• **Exercise requirements**: The reply should repeat all of the data word for word, with no pictures.

• **Records for the task**:

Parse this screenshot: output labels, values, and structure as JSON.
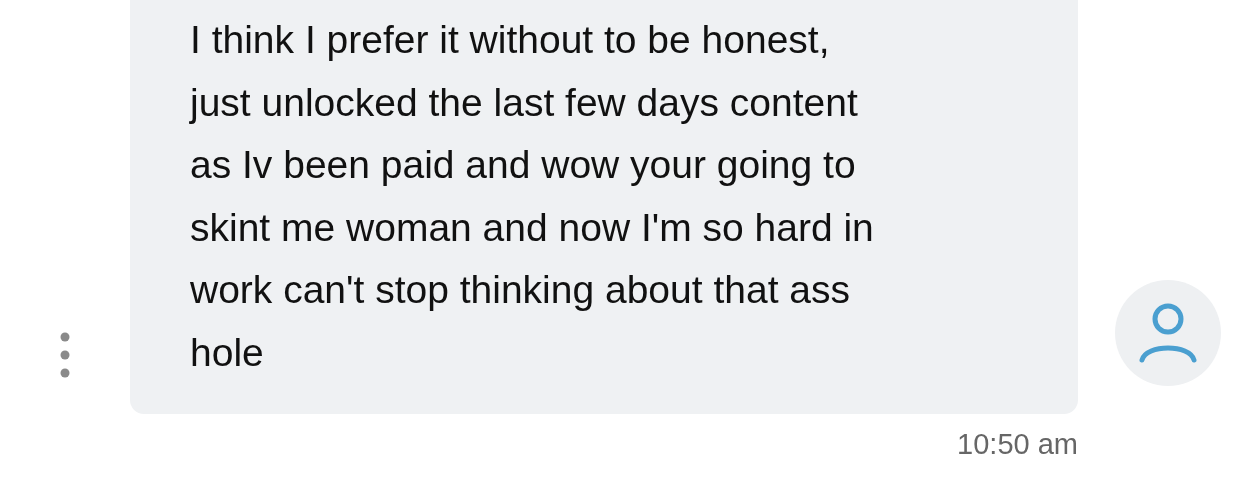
{
  "message": {
    "lines": [
      "I think I prefer it without to be honest,",
      "just unlocked the last few days content",
      "as Iv been paid and wow your going to",
      "skint me woman and now I'm so hard in",
      "work can't stop thinking about that ass",
      "hole"
    ],
    "time": "10:50 am"
  }
}
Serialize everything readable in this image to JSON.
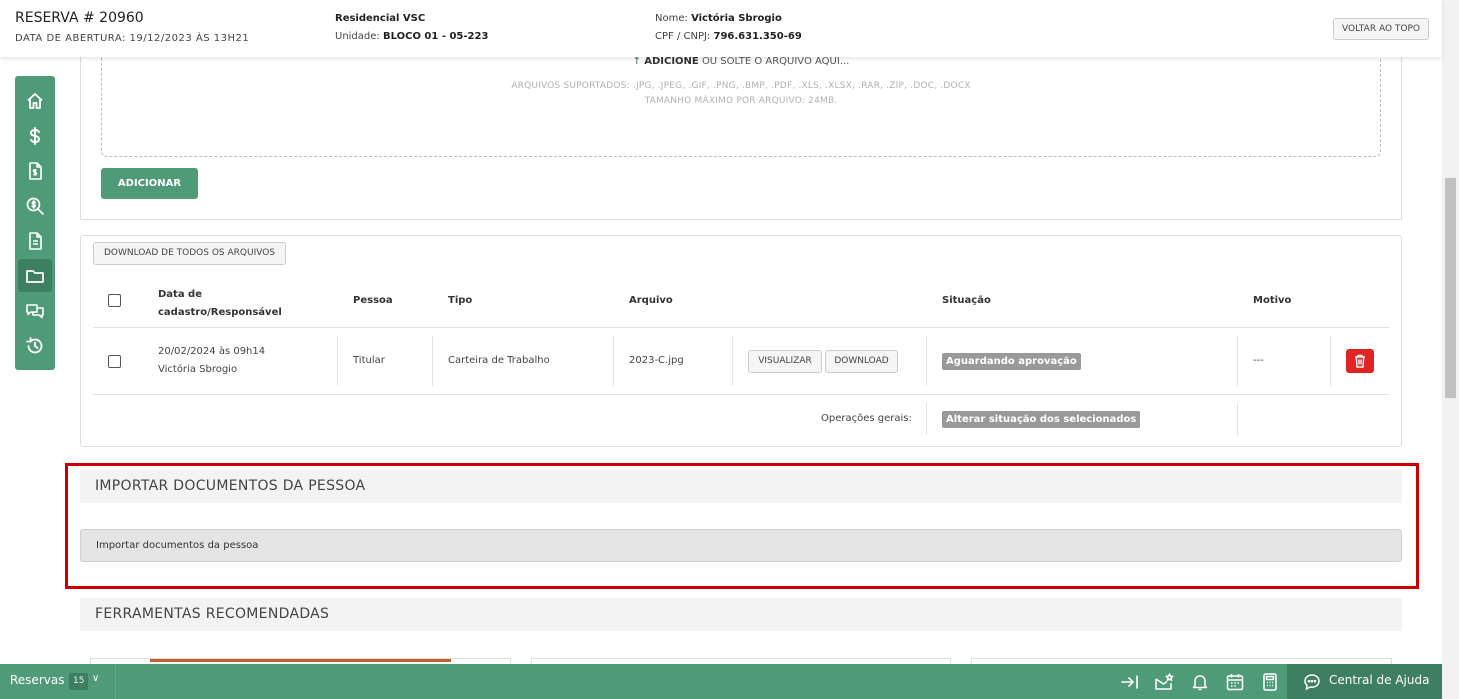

• **Written solution**:
Parse this screenshot: output labels, values, and structure as JSON.
{
  "message": {
    "lines": [
      "I think I prefer it without to be honest,",
      "just unlocked the last few days content",
      "as Iv been paid and wow your going to",
      "skint me woman and now I'm so hard in",
      "work can't stop thinking about that ass",
      "hole"
    ],
    "time": "10:50 am"
  }
}
Serialize everything readable in this image to JSON.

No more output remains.